Since 2005, RWJF has committed more than $1 billion to preventing childhood obesity and helping kids grow up healthy. During that time, we’ve learned important lessons from our grantees, partners, and advocates who are working to create opportunities for kids and families to live healthier lives. And in recent years, we’ve begun to learn more about the inadvertent impact of the language we and others have used to describe the causes and effects of obesity, as well as strategies for preventing it.
We acknowledge that prevailing narratives on childhood obesity—including those we at RWJF have used—have unintentionally contributed to anti-fat bias in children. We know that kids link feelings of shame, sadness, and embarrassment with terms like “obesity,” “fat,” and “weight problem.” We understand the limits of using body mass index (a simple ratio of height and weight) to assess individual health and how our overreliance on this measure has caused harm to the children and adults we’re trying to help. We also know that the “epidemic/disease” language often used in the clinic, in the media, and across society has played an important role in raising the profile of the health impacts of obesity—but that these words have also inadvertently created harmful societal connections between larger bodies and diseased bodies.
We can do better. We’re working to better understand how obesity and weight stigma are being discussed across our culture. We’re investing in message research to build a new, evidence-based narrative that puts people first, focuses on shared values, and communicates a positive vision that empowers us to talk about childhood obesity through the lens of public health, in a way that does not perpetuate stigma and harm.

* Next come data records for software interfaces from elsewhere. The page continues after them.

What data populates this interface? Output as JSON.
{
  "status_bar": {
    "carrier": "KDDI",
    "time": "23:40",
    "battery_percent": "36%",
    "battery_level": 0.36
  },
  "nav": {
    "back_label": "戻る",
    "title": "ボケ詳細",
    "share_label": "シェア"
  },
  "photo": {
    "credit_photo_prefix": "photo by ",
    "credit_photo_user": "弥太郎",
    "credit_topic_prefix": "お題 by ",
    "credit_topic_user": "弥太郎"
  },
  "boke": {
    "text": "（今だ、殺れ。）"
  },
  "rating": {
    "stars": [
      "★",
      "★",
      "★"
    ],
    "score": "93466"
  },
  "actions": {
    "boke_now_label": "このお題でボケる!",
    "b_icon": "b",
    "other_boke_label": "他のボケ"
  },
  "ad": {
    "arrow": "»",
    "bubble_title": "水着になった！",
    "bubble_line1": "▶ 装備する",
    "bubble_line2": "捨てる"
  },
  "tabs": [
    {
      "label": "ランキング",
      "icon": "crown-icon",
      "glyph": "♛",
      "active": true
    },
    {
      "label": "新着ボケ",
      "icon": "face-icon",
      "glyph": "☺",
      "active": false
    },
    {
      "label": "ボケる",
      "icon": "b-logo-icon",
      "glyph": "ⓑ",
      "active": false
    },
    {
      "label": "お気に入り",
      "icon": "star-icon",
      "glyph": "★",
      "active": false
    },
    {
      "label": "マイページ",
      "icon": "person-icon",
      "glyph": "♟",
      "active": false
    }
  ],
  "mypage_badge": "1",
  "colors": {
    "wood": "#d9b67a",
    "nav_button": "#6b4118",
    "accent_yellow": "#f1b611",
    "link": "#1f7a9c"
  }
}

We know the use of the word “obesity” in our report title will put some people off. For now, we’re keeping it to ensure we communicate clearly about this work. But we’re changing other things—the stories we tell, the grants we make, and the data we focus on—as we work towards painting a broader perspective about supporting children’s health. We are moving forward with humility and are committed to providing meaningful support in ways that will promote healing and inclusion.